My father used to try arouse our interest in the house when my sister and I were little girls, as we walked past it on our way back from having swum near the village of Vlychos. He’d talk about the mysterious circumstances of the fire and the fact that the owner, who had been rooted to Hydra and had done perhaps his best work there, never came back after the house burned down. My sister has recently reminded me – I had forgotten this part – that he also made much of a ghost that was supposed to haunt the place. My father was a good story-teller. I can’t help wondering now whether the ghost was local lore that he picked up or if he invented that bit himself.
But I am jumping forward in time. Let me go back again to when the magnificent house was still whole.

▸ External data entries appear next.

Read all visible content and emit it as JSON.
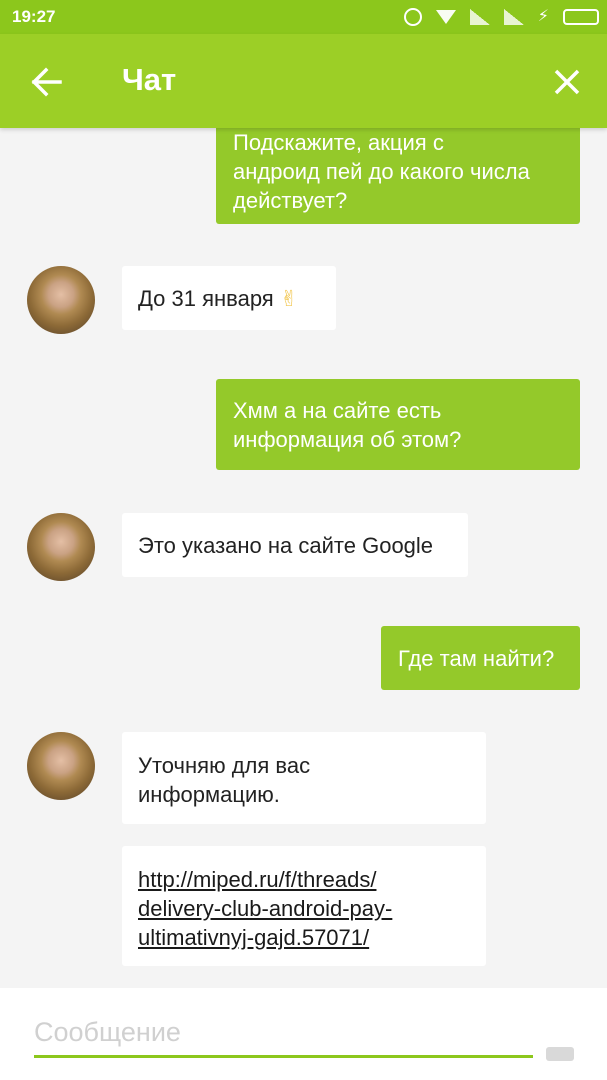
{
  "status_bar": {
    "time": "19:27",
    "icons": [
      "alarm-icon",
      "wifi-icon",
      "signal-icon",
      "signal-icon",
      "charging-icon",
      "battery-icon"
    ]
  },
  "app_bar": {
    "title": "Чат",
    "back_icon": "arrow-left-icon",
    "close_icon": "close-icon"
  },
  "messages": [
    {
      "from": "user",
      "lines": [
        "Подскажите, акция с",
        "андроид пей до какого числа",
        "действует?"
      ]
    },
    {
      "from": "agent",
      "text": "До 31 января",
      "emoji": "✌"
    },
    {
      "from": "user",
      "lines": [
        "Хмм а на сайте есть",
        "информация об этом?"
      ]
    },
    {
      "from": "agent",
      "text": "Это указано на сайте Google"
    },
    {
      "from": "user",
      "text": "Где там найти?"
    },
    {
      "from": "agent",
      "lines": [
        "Уточняю для вас",
        "информацию."
      ]
    },
    {
      "from": "agent",
      "link_lines": [
        "http://miped.ru/f/threads/",
        "delivery-club-android-pay-",
        "ultimativnyj-gajd.57071/"
      ]
    }
  ],
  "composer": {
    "placeholder": "Сообщение",
    "value": ""
  },
  "colors": {
    "status_bar": "#8cc71c",
    "app_bar": "#9ccf26",
    "outgoing_bubble": "#94c92a",
    "incoming_bubble": "#ffffff",
    "background": "#f4f4f4"
  }
}
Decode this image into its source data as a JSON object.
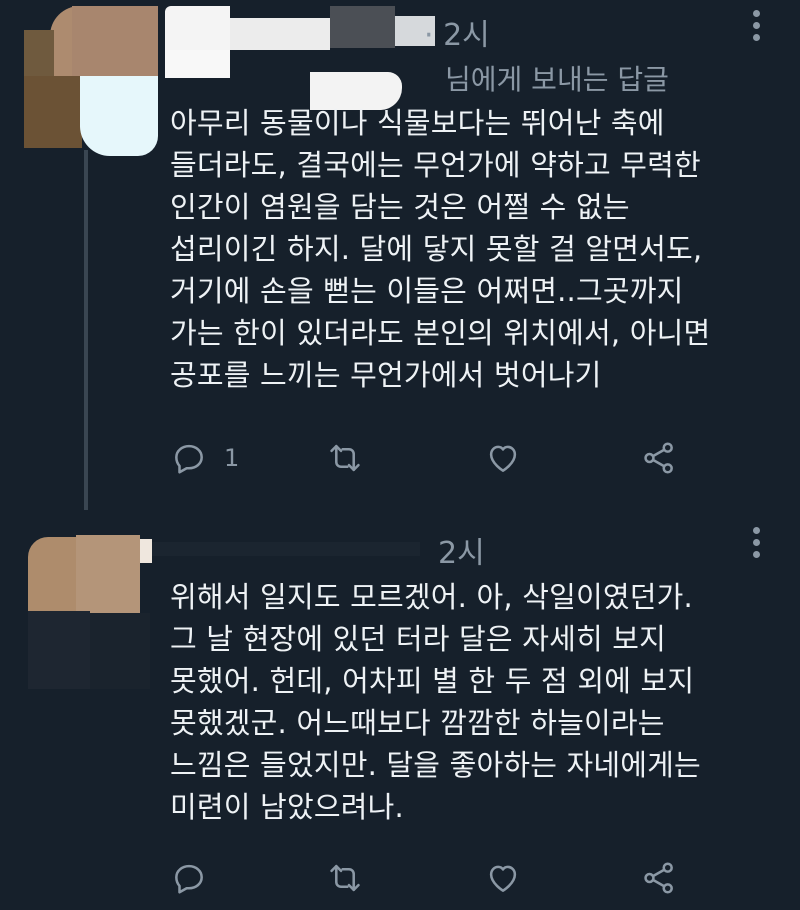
{
  "tweets": [
    {
      "time": "· 2시",
      "reply_to": "님에게 보내는 답글",
      "lines": [
        "아무리 동물이나 식물보다는 뛰어난 축에",
        "들더라도, 결국에는 무언가에 약하고 무력한",
        "인간이 염원을 담는 것은 어쩔 수 없는",
        "섭리이긴 하지. 달에 닿지 못할 걸 알면서도,",
        "거기에 손을 뻗는 이들은 어쩌면..그곳까지",
        "가는 한이 있더라도 본인의 위치에서, 아니면",
        "공포를 느끼는 무언가에서 벗어나기"
      ],
      "reply_count": "1",
      "icons": [
        "reply-icon",
        "retweet-icon",
        "like-icon",
        "share-icon",
        "more-icon"
      ]
    },
    {
      "time": "2시",
      "lines": [
        "위해서 일지도 모르겠어. 아, 삭일이였던가.",
        "그 날 현장에 있던 터라 달은 자세히 보지",
        "못했어. 헌데, 어차피 별 한 두 점 외에 보지",
        "못했겠군. 어느때보다 깜깜한 하늘이라는",
        "느낌은 들었지만. 달을 좋아하는 자네에게는",
        "미련이 남았으려나."
      ],
      "reply_count": "",
      "icons": [
        "reply-icon",
        "retweet-icon",
        "like-icon",
        "share-icon",
        "more-icon"
      ]
    }
  ],
  "colors": {
    "background": "#16202b",
    "text": "#eef2f5",
    "muted": "#8b98a5",
    "thread_line": "#3a4652"
  }
}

After Durrell and Miller, other writers, artists, socialites and celebrities alighted on the island, enjoyed the hospitality of the Ghikases and were inspired by Hydra. Among these visitors and friends was Patrick Leigh Fermor, who ranks among Britain’s preeminent travel writers. He is credited with having called the house “a perfect prose-factory”. Leigh Fermor lived there, on what he called the “inviolate island” of Hydra, in Ghikas’s “fine family ziggurat”, for two years in the 1950s, working on his book, Mani: Travels in the Southern Peloponnese. The book was brought out in 1958 and is considered one of the outstanding travel books of the 20th century.
This is a painting Ghikas did of his house in 1955, about when Leigh Fermor and his wife Joan were in residence:
Here is a photograph of Ghikas (left), the English painter John Craxton (1922-2009), Barbara Hutchinson (1911-1989) – who would soon become Ghikas’s second wife – and Leigh Fermor on the terrace in 1958:
Here is Craxton, sketching in ink on the terrace in 1960 (Alison’s house is down the hill, approximately by the tip of Craxton’s nose):
Here is one of Craxton’s paintings of Hydra:
And here is Ghikas on his “Oriental” terrace, apparently surveying his gardens, in that period:
TO BE CONTINUED-